I wasn’t really into exploding frogs. In fact, I hadn’t really been into frogs since my younger sister had managed to hold one in such a way that when she called my name and I turned my head, I wound up planting my lips on the side of the reptile’s face. She still teases me about it to this day. Nevertheless, while I wasn’t into kissing frogs or pulling them out of brooks, I really didn’t want to kill one with salt either.

Jimmy wanted to impress me. He pulled out the salt shaker I had seen on his mother’s table every time I went over there for cookies and lemonade, and he shook salt on that poor frog.

My heart was beating so hard, I thought it would knock me over. I heard it in my ears, my head, and my stomach. Speaking of my stomach, well, that was beginning to feel quite perilous. I pressed my mouth shut tight because I knew that if I puked, the neighborhood kids would never let me live it down. The frog was trying to squirm, and it was making a horrible, very non-frog-like squeaking sound. My stomach pitched further. It looked like it was in pain and, though Jimmy’s face was beginning to grow concerned, he wasn’t letting go of the frog.

I couldn’t watch any longer. I grabbed Jimmy’s fist, relieved when that surprised him, and he let go of the frog. It dropped in my hand. I stumbled toward the brook on shaky legs, angered by Jimmy’s actions, disappointed in myself for not stopping him sooner, and slightly repulsed because once again, I was having to make contact with a slimy, squishy frog.

I dropped it gently into the water, relieved when it swam away to the other side of the brook, where it hobbled onto the shore, likely worn from the panic of what we’d done.

When I turned around, Jimmy was standing there, looking more remorseful than I actually expected. “I’m sorry,” he said, sounding quite genuine. Then he flashed me that grin that I had found kind of endearing just ten minutes before.

I shook my head and walked away, still too angry and disappointed. I called over my shoulder, “Tell the frog.”

“Wait!” he hollered after me. “Where ya going? I thought we were gonna hang out! My mom just made cookies! Where ya going?”

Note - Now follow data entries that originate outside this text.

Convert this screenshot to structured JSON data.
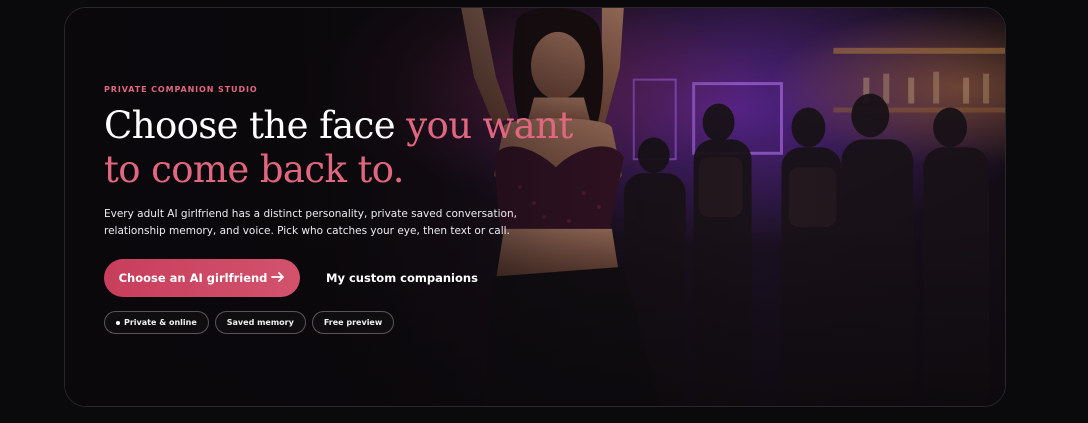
{
  "hero": {
    "eyebrow": "PRIVATE COMPANION STUDIO",
    "headline": {
      "line1_plain": "Choose the face ",
      "line1_accent": "you want",
      "line2_accent": "to come back to."
    },
    "description": "Every adult AI girlfriend has a distinct personality, private saved conversation, relationship memory, and voice. Pick who catches your eye, then text or call.",
    "primary_button": {
      "label": "Choose an AI girlfriend",
      "icon": "arrow-right-icon"
    },
    "secondary_link": {
      "label": "My custom companions"
    },
    "chips": [
      {
        "label": "Private & online",
        "icon": "dot-icon"
      },
      {
        "label": "Saved memory"
      },
      {
        "label": "Free preview"
      }
    ],
    "background_image": "photo of a woman dancing in a nightclub with a crowd and purple lights"
  },
  "colors": {
    "accent": "#e0677f",
    "button": "#cc4662",
    "page_background": "#0a090b",
    "text": "#ffffff"
  }
}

I turned to face him, walking backward. The more distance I put behind us, the safer I felt. Not because I thought he could hurt me physically, but because when I was with him I wasn’t me. I grinned, in spite of his frustrated features, his red hot cheeks, and called back, “To hang out with Bridget.”

His surprised expression made me laugh as I bounced up the steps to Bridget’s apartment door.


Suzanne Calvin-YimSuzanne Marie Calvin-Yim is a late-in-life student, majoring in English with a minor in Secondary Education. A seasoned wearer of many hats, she has worked as a waitress, bank teller, paralegal, and a Certified Nurse Aide, in addition to having homeschooled her son and daughter. She has three published romance novels with Amber Quill Press, and has freelanced for The Colorado Springs Independent and Out Front Colorado. Suzanne lives in Colorado Springs with her wife, Juli, her adult son and daughter, and Lily the human Schnauzer. Her hobbies include swimming, hiking, biking, reading, watching British films, and thinking reflectively. Currently, she is working on two novels and a collection of short stories.